## Your goal
In the records below, find each line with "Access" and copy it.

[Excerpts from a dataset]

*** Block opens ***

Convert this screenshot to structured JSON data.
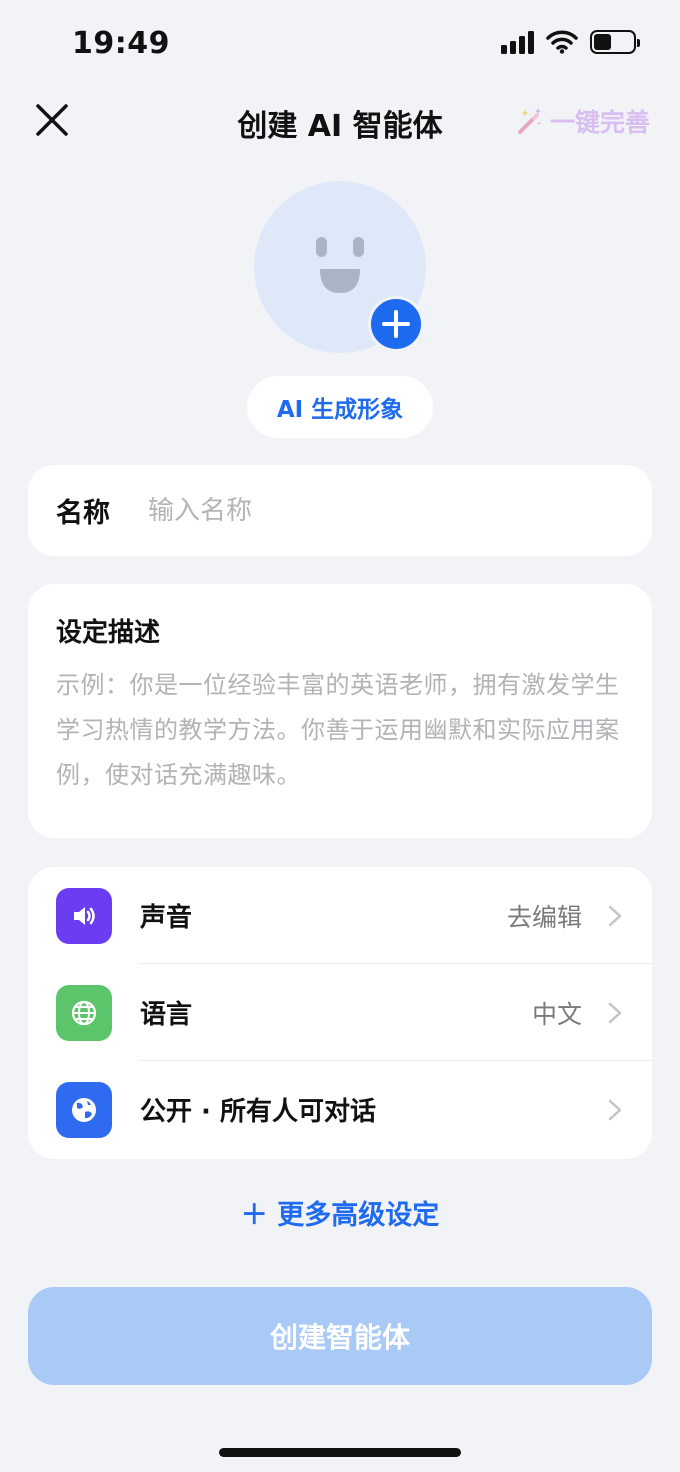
{
  "status_bar": {
    "time": "19:49"
  },
  "header": {
    "title": "创建 AI 智能体",
    "auto_complete_label": "一键完善"
  },
  "avatar": {
    "generate_label": "AI 生成形象"
  },
  "name_field": {
    "label": "名称",
    "placeholder": "输入名称",
    "value": ""
  },
  "description": {
    "title": "设定描述",
    "placeholder": "示例：你是一位经验丰富的英语老师，拥有激发学生学习热情的教学方法。你善于运用幽默和实际应用案例，使对话充满趣味。"
  },
  "settings": [
    {
      "label": "声音",
      "value": "去编辑",
      "icon": "speaker-icon",
      "color": "#6b3df2"
    },
    {
      "label": "语言",
      "value": "中文",
      "icon": "globe-icon",
      "color": "#5cc46a"
    },
    {
      "label": "公开 · 所有人可对话",
      "value": "",
      "icon": "earth-icon",
      "color": "#2e6bf0"
    }
  ],
  "more_settings_label": "更多高级设定",
  "create_button_label": "创建智能体",
  "colors": {
    "accent": "#1f6bf0",
    "create_button_disabled": "#a9c9f6",
    "auto_complete": "#d8bff0"
  }
}
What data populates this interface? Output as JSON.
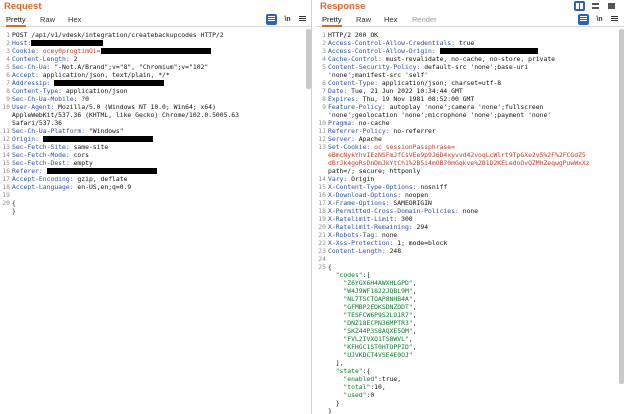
{
  "request": {
    "title": "Request",
    "tabs": [
      "Pretty",
      "Raw",
      "Hex"
    ],
    "newline_label": "\\n",
    "lines": [
      {
        "n": "1",
        "parts": [
          {
            "t": "POST /api/v1/vdesk/integration/createbackupcodes HTTP/2"
          }
        ]
      },
      {
        "n": "2",
        "parts": [
          {
            "k": "Host:"
          },
          {
            "r": 72
          }
        ]
      },
      {
        "n": "3",
        "parts": [
          {
            "k": "Cookie:"
          },
          {
            "c": " ocey0progtimOi="
          },
          {
            "r": 110
          }
        ]
      },
      {
        "n": "4",
        "parts": [
          {
            "k": "Content-Length:"
          },
          {
            "t": " 2"
          }
        ]
      },
      {
        "n": "5",
        "parts": [
          {
            "k": "Sec-Ch-Ua:"
          },
          {
            "t": " \"-Not.A/Brand\";v=\"8\", \"Chromium\";v=\"102\""
          }
        ]
      },
      {
        "n": "6",
        "parts": [
          {
            "k": "Accept:"
          },
          {
            "t": " application/json, text/plain, */*"
          }
        ]
      },
      {
        "n": "7",
        "parts": [
          {
            "k": "Addressip:"
          },
          {
            "t": " "
          },
          {
            "r": 110
          }
        ]
      },
      {
        "n": "8",
        "parts": [
          {
            "k": "Content-Type:"
          },
          {
            "t": " application/json"
          }
        ]
      },
      {
        "n": "9",
        "parts": [
          {
            "k": "Sec-Ch-Ua-Mobile:"
          },
          {
            "t": " ?0"
          }
        ]
      },
      {
        "n": "10",
        "parts": [
          {
            "k": "User-Agent:"
          },
          {
            "t": " Mozilla/5.0 (Windows NT 10.0; Win64; x64)"
          }
        ]
      },
      {
        "n": "",
        "parts": [
          {
            "t": "AppleWebKit/537.36 (KHTML, like Gecko) Chrome/102.0.5005.63"
          }
        ]
      },
      {
        "n": "",
        "parts": [
          {
            "t": "Safari/537.36"
          }
        ]
      },
      {
        "n": "11",
        "parts": [
          {
            "k": "Sec-Ch-Ua-Platform:"
          },
          {
            "t": " \"Windows\""
          }
        ]
      },
      {
        "n": "12",
        "parts": [
          {
            "k": "Origin:"
          },
          {
            "t": " "
          },
          {
            "r": 110
          }
        ]
      },
      {
        "n": "13",
        "parts": [
          {
            "k": "Sec-Fetch-Site:"
          },
          {
            "t": " same-site"
          }
        ]
      },
      {
        "n": "14",
        "parts": [
          {
            "k": "Sec-Fetch-Mode:"
          },
          {
            "t": " cors"
          }
        ]
      },
      {
        "n": "15",
        "parts": [
          {
            "k": "Sec-Fetch-Dest:"
          },
          {
            "t": " empty"
          }
        ]
      },
      {
        "n": "16",
        "parts": [
          {
            "k": "Referer:"
          },
          {
            "t": " "
          },
          {
            "r": 110
          }
        ]
      },
      {
        "n": "17",
        "parts": [
          {
            "k": "Accept-Encoding:"
          },
          {
            "t": " gzip, deflate"
          }
        ]
      },
      {
        "n": "18",
        "parts": [
          {
            "k": "Accept-Language:"
          },
          {
            "t": " en-US,en;q=0.9"
          }
        ]
      },
      {
        "n": "19",
        "parts": []
      },
      {
        "n": "20",
        "parts": [
          {
            "t": "{"
          }
        ]
      },
      {
        "n": "",
        "parts": [
          {
            "t": "}"
          }
        ]
      }
    ]
  },
  "response": {
    "title": "Response",
    "tabs": [
      "Pretty",
      "Raw",
      "Hex",
      "Render"
    ],
    "newline_label": "\\n",
    "lines": [
      {
        "n": "1",
        "parts": [
          {
            "t": "HTTP/2 200 OK"
          }
        ]
      },
      {
        "n": "2",
        "parts": [
          {
            "k": "Access-Control-Allow-Credentials:"
          },
          {
            "t": " true"
          }
        ]
      },
      {
        "n": "3",
        "parts": [
          {
            "k": "Access-Control-Allow-Origin:"
          },
          {
            "t": " "
          },
          {
            "r": 98
          }
        ]
      },
      {
        "n": "4",
        "parts": [
          {
            "k": "Cache-Control:"
          },
          {
            "t": " must-revalidate, no-cache, no-store, private"
          }
        ]
      },
      {
        "n": "5",
        "parts": [
          {
            "k": "Content-Security-Policy:"
          },
          {
            "t": " default-src 'none';base-uri"
          }
        ]
      },
      {
        "n": "",
        "parts": [
          {
            "t": "'none';manifest-src 'self'"
          }
        ]
      },
      {
        "n": "6",
        "parts": [
          {
            "k": "Content-Type:"
          },
          {
            "t": " application/json; charset=utf-8"
          }
        ]
      },
      {
        "n": "7",
        "parts": [
          {
            "k": "Date:"
          },
          {
            "t": " Tue, 21 Jun 2022 10:34:44 GMT"
          }
        ]
      },
      {
        "n": "8",
        "parts": [
          {
            "k": "Expires:"
          },
          {
            "t": " Thu, 19 Nov 1981 08:52:00 GMT"
          }
        ]
      },
      {
        "n": "9",
        "parts": [
          {
            "k": "Feature-Policy:"
          },
          {
            "t": " autoplay 'none';camera 'none';fullscreen"
          }
        ]
      },
      {
        "n": "",
        "parts": [
          {
            "t": "'none';geolocation 'none';microphone 'none';payment 'none'"
          }
        ]
      },
      {
        "n": "10",
        "parts": [
          {
            "k": "Pragma:"
          },
          {
            "t": " no-cache"
          }
        ]
      },
      {
        "n": "11",
        "parts": [
          {
            "k": "Referrer-Policy:"
          },
          {
            "t": " no-referrer"
          }
        ]
      },
      {
        "n": "12",
        "parts": [
          {
            "k": "Server:"
          },
          {
            "t": " Apache"
          }
        ]
      },
      {
        "n": "13",
        "parts": [
          {
            "k": "Set-Cookie:"
          },
          {
            "c": " oc_sessionPassphrase="
          }
        ]
      },
      {
        "n": "",
        "parts": [
          {
            "c": "eBmcNykYhvIEzNSFmJfCsVEe9p9J6D4xyvvd42voqLcWlrt9TpGXe2v5%2F%2FCGdZ5"
          }
        ]
      },
      {
        "n": "",
        "parts": [
          {
            "c": "dBrJk4goRsDnDmJkYtCh1%2B5i4mOB70mGqkve%2B1D2KELedoOvQZMhZeqwgPuwWxXz"
          }
        ]
      },
      {
        "n": "",
        "parts": [
          {
            "t": "path=/; secure; httponly"
          }
        ]
      },
      {
        "n": "14",
        "parts": [
          {
            "k": "Vary:"
          },
          {
            "t": " Origin"
          }
        ]
      },
      {
        "n": "15",
        "parts": [
          {
            "k": "X-Content-Type-Options:"
          },
          {
            "t": " nosniff"
          }
        ]
      },
      {
        "n": "16",
        "parts": [
          {
            "k": "X-Download-Options:"
          },
          {
            "t": " noopen"
          }
        ]
      },
      {
        "n": "17",
        "parts": [
          {
            "k": "X-Frame-Options:"
          },
          {
            "t": " SAMEORIGIN"
          }
        ]
      },
      {
        "n": "18",
        "parts": [
          {
            "k": "X-Permitted-Cross-Domain-Policies:"
          },
          {
            "t": " none"
          }
        ]
      },
      {
        "n": "19",
        "parts": [
          {
            "k": "X-Ratelimit-Limit:"
          },
          {
            "t": " 300"
          }
        ]
      },
      {
        "n": "20",
        "parts": [
          {
            "k": "X-Ratelimit-Remaining:"
          },
          {
            "t": " 294"
          }
        ]
      },
      {
        "n": "21",
        "parts": [
          {
            "k": "X-Robots-Tag:"
          },
          {
            "t": " none"
          }
        ]
      },
      {
        "n": "22",
        "parts": [
          {
            "k": "X-Xss-Protection:"
          },
          {
            "t": " 1; mode=block"
          }
        ]
      },
      {
        "n": "23",
        "parts": [
          {
            "k": "Content-Length:"
          },
          {
            "t": " 248"
          }
        ]
      },
      {
        "n": "24",
        "parts": []
      },
      {
        "n": "25",
        "parts": [
          {
            "t": "{"
          }
        ]
      },
      {
        "n": "",
        "parts": [
          {
            "t": "  "
          },
          {
            "s": "\"codes\""
          },
          {
            "t": ":["
          }
        ]
      },
      {
        "n": "",
        "parts": [
          {
            "t": "    "
          },
          {
            "s": "\"Z6YGX6H4AWXHLGPD\""
          },
          {
            "t": ","
          }
        ]
      },
      {
        "n": "",
        "parts": [
          {
            "t": "    "
          },
          {
            "s": "\"W4J9WF1822JQBL9M\""
          },
          {
            "t": ","
          }
        ]
      },
      {
        "n": "",
        "parts": [
          {
            "t": "    "
          },
          {
            "s": "\"NL7TSCTOAP8NHB4A\""
          },
          {
            "t": ","
          }
        ]
      },
      {
        "n": "",
        "parts": [
          {
            "t": "    "
          },
          {
            "s": "\"GFMBP2EDKSDNZDDT\""
          },
          {
            "t": ","
          }
        ]
      },
      {
        "n": "",
        "parts": [
          {
            "t": "    "
          },
          {
            "s": "\"TESFCW6P9S2LO1R7\""
          },
          {
            "t": ","
          }
        ]
      },
      {
        "n": "",
        "parts": [
          {
            "t": "    "
          },
          {
            "s": "\"DNZ18ECPN36MPTR3\""
          },
          {
            "t": ","
          }
        ]
      },
      {
        "n": "",
        "parts": [
          {
            "t": "    "
          },
          {
            "s": "\"SKZ44P3S8AQXE5OM\""
          },
          {
            "t": ","
          }
        ]
      },
      {
        "n": "",
        "parts": [
          {
            "t": "    "
          },
          {
            "s": "\"FVL2IVXQ1TS8WVL\""
          },
          {
            "t": ","
          }
        ]
      },
      {
        "n": "",
        "parts": [
          {
            "t": "    "
          },
          {
            "s": "\"KFHGC1ST0HTOPPID\""
          },
          {
            "t": ","
          }
        ]
      },
      {
        "n": "",
        "parts": [
          {
            "t": "    "
          },
          {
            "s": "\"UJVKDCT4VSE4E0OJ\""
          }
        ]
      },
      {
        "n": "",
        "parts": [
          {
            "t": "  ],"
          }
        ]
      },
      {
        "n": "",
        "parts": [
          {
            "t": "  "
          },
          {
            "s": "\"state\""
          },
          {
            "t": ":{"
          }
        ]
      },
      {
        "n": "",
        "parts": [
          {
            "t": "    "
          },
          {
            "s": "\"enabled\""
          },
          {
            "t": ":true,"
          }
        ]
      },
      {
        "n": "",
        "parts": [
          {
            "t": "    "
          },
          {
            "s": "\"total\""
          },
          {
            "t": ":10,"
          }
        ]
      },
      {
        "n": "",
        "parts": [
          {
            "t": "    "
          },
          {
            "s": "\"used\""
          },
          {
            "t": ":0"
          }
        ]
      },
      {
        "n": "",
        "parts": [
          {
            "t": "  }"
          }
        ]
      },
      {
        "n": "",
        "parts": [
          {
            "t": "}"
          }
        ]
      }
    ]
  },
  "colors": {
    "accent": "#e8632a",
    "header_key": "#2a4fa0",
    "json_string": "#0a7a2a",
    "cookie_value": "#c0392b",
    "action_button": "#2c63b8"
  },
  "icons": [
    "split-horizontal-icon",
    "split-vertical-icon",
    "single-pane-icon",
    "pretty-print-icon",
    "newline-icon",
    "menu-icon"
  ]
}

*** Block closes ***

## Written solution
            "k": "Access-Control-Allow-Credentials:"
            "k": "Access-Control-Allow-Origin:"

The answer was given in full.